Michael Anagnos, the director of the Perkins Institution and Massachusetts Asylum for the Blind, heard about Helen's amazing progress. In promoting her by writing numerous articles, he said that "she is a phenomenon." The articles that he wrote generated much publicity, including pictures of her reading Shakespeare or stroking her dog.

As a result of her fame, Helen visited President Grover Cleveland at the White House.  She went back to live at the Perkins Institution, where Anne continued to teach her. In March of 1890 she met Mary Swift Lamson, who would try to teach her to speak over the course of the next year. Unfortunately, her vocal chords had never been properly trained so that her efforts at speech were unsuccessful at this stage of her life.  More to come ...

"Death is no more than passing from one room to another. But there's a difference for me, you know. Because in that other room I shall be able to see." - Helen Keller (http://www.brainyquote.com/)

Biographical Information: www.rnib.org.uk/

Sunday, March 21, 2010

The Daring Determined Day Lily Development -- FINITE!


Happy Spring!

To celebrate the arrival of spring, I took a walk around my back yard yesterday afternoon.

Don't you love my lop-sided birdfeeders? The squirrels have broken them so many times, they have been 'fixed' with wires used to hang pictures.

I absolutely splurged on some hanging baskets of nasturtium and bouganvillea.

Two of my kitty 'helpers' can be seen enjoying the garden.

Columbine corner.  The live oaks are shedding their leaves. They land in the bird bath as fast as I can scoop them out.

There are three black cats. The same one is not moving around to get in all of the pictures.

Saturday, March 13, 2010

The Beautiful Bradford Pears!

They are now in full bloom....it just can't be more beautiful than today.  This is the last post on these gorgeous trees.

The Daring Determined Day Lily Development!

My daughter surprised me Thursday night with these gorgeous day lilies!  Now comes the hard work. Next to the south side of my house is an area which contains several crepe myrtle trees and nothing else. I will show you the pictures shortly, although I am a little embarassed by the squalid look.

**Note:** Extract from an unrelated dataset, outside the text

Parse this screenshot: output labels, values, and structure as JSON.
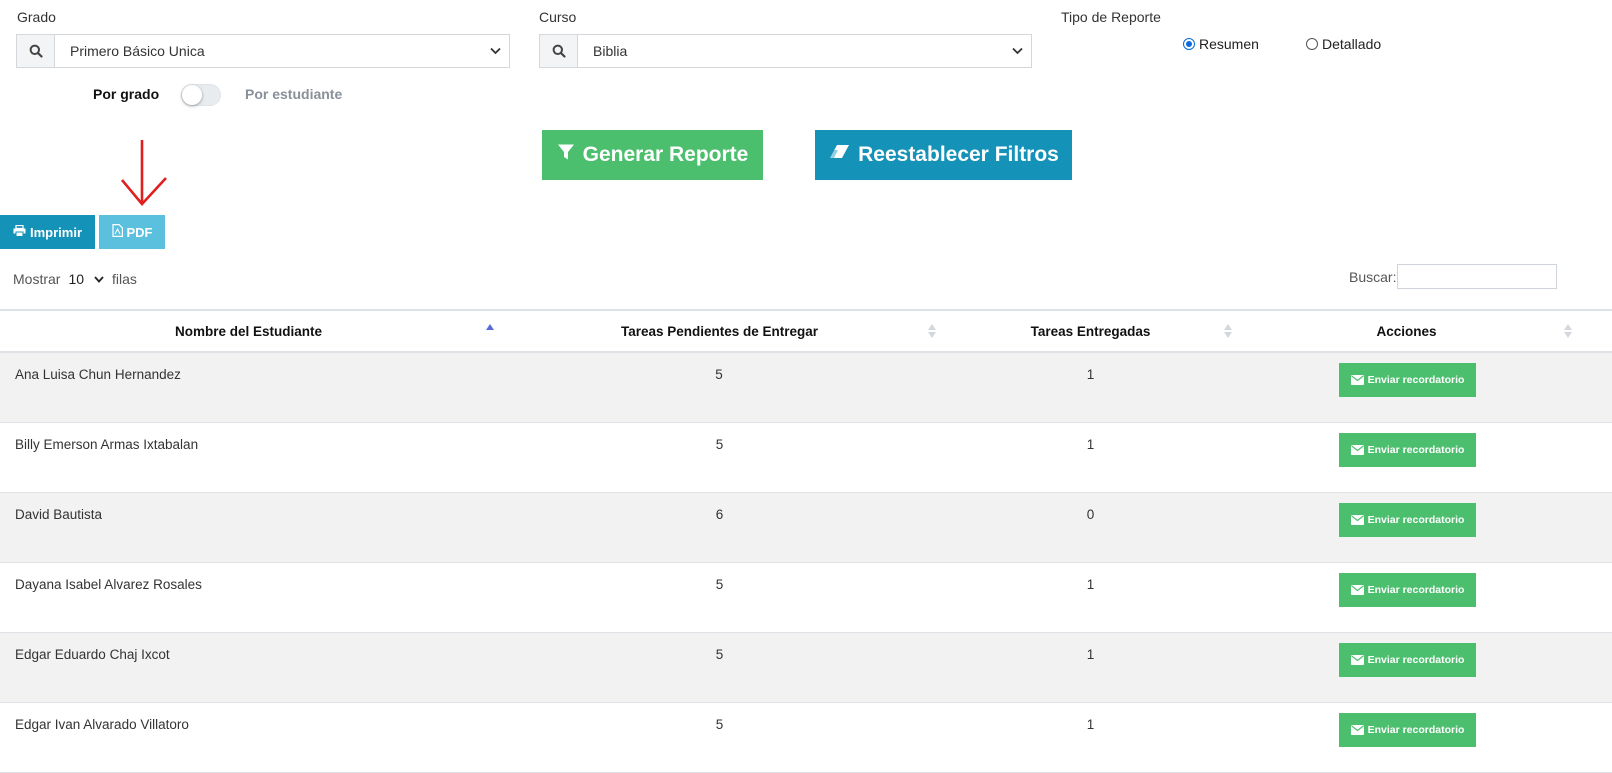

Every year cosmos reseed themselves and just take over this area. My daughter and I have a running debate about these. She says weed, I say cosmos.  Some grow over 6 feet tall. Between those and the evil weed (cobblers peg) I couldn't even walk there last summer.

So this year things are going to be different! First, though, the beds have to be cleaned out. So this is going to be a major project.

Day lilies are just about the best perennial in the world, for someone like me, who needs plants which basically tend to themselves.  Some of these babies already have buds; they are in three heights: 18", 24" and 28" and in shades of pink, red, and yellow.  I can envision this in my mind so hope to see this come to fruition in the next few days.  Stay tuned for progress reports....